%%

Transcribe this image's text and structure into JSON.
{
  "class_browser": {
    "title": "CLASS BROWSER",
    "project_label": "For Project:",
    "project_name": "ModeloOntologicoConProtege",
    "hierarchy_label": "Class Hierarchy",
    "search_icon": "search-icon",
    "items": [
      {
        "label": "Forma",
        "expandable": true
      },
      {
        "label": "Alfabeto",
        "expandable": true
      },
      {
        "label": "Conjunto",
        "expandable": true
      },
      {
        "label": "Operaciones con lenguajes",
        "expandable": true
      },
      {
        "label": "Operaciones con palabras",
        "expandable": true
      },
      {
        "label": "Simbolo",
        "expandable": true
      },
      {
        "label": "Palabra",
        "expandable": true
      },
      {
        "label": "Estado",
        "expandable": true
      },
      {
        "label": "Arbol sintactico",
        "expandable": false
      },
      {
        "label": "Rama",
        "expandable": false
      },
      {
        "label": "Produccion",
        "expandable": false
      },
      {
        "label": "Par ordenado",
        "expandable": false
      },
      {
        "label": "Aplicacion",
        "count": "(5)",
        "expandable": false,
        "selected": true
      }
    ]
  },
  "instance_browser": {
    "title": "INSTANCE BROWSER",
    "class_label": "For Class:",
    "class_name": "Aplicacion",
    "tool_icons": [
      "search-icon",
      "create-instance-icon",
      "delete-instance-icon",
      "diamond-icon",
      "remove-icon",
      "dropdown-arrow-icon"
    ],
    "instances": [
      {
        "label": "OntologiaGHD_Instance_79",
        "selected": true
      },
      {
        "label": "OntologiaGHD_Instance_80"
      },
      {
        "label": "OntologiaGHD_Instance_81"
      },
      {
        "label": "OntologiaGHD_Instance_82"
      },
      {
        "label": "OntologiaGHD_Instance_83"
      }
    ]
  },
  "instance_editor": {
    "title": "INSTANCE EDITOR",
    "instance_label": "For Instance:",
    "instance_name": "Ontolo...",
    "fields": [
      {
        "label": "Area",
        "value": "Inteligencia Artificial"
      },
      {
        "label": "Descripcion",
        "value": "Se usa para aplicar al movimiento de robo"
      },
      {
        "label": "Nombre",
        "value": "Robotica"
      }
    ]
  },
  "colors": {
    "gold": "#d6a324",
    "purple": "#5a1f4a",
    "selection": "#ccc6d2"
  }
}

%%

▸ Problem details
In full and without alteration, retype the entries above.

▸ Response
Transcribe this image's text and structure into JSON.
{
  "class_browser": {
    "title": "CLASS BROWSER",
    "project_label": "For Project:",
    "project_name": "ModeloOntologicoConProtege",
    "hierarchy_label": "Class Hierarchy",
    "search_icon": "search-icon",
    "items": [
      {
        "label": "Forma",
        "expandable": true
      },
      {
        "label": "Alfabeto",
        "expandable": true
      },
      {
        "label": "Conjunto",
        "expandable": true
      },
      {
        "label": "Operaciones con lenguajes",
        "expandable": true
      },
      {
        "label": "Operaciones con palabras",
        "expandable": true
      },
      {
        "label": "Simbolo",
        "expandable": true
      },
      {
        "label": "Palabra",
        "expandable": true
      },
      {
        "label": "Estado",
        "expandable": true
      },
      {
        "label": "Arbol sintactico",
        "expandable": false
      },
      {
        "label": "Rama",
        "expandable": false
      },
      {
        "label": "Produccion",
        "expandable": false
      },
      {
        "label": "Par ordenado",
        "expandable": false
      },
      {
        "label": "Aplicacion",
        "count": "(5)",
        "expandable": false,
        "selected": true
      }
    ]
  },
  "instance_browser": {
    "title": "INSTANCE BROWSER",
    "class_label": "For Class:",
    "class_name": "Aplicacion",
    "tool_icons": [
      "search-icon",
      "create-instance-icon",
      "delete-instance-icon",
      "diamond-icon",
      "remove-icon",
      "dropdown-arrow-icon"
    ],
    "instances": [
      {
        "label": "OntologiaGHD_Instance_79",
        "selected": true
      },
      {
        "label": "OntologiaGHD_Instance_80"
      },
      {
        "label": "OntologiaGHD_Instance_81"
      },
      {
        "label": "OntologiaGHD_Instance_82"
      },
      {
        "label": "OntologiaGHD_Instance_83"
      }
    ]
  },
  "instance_editor": {
    "title": "INSTANCE EDITOR",
    "instance_label": "For Instance:",
    "instance_name": "Ontolo...",
    "fields": [
      {
        "label": "Area",
        "value": "Inteligencia Artificial"
      },
      {
        "label": "Descripcion",
        "value": "Se usa para aplicar al movimiento de robo"
      },
      {
        "label": "Nombre",
        "value": "Robotica"
      }
    ]
  },
  "colors": {
    "gold": "#d6a324",
    "purple": "#5a1f4a",
    "selection": "#ccc6d2"
  }
}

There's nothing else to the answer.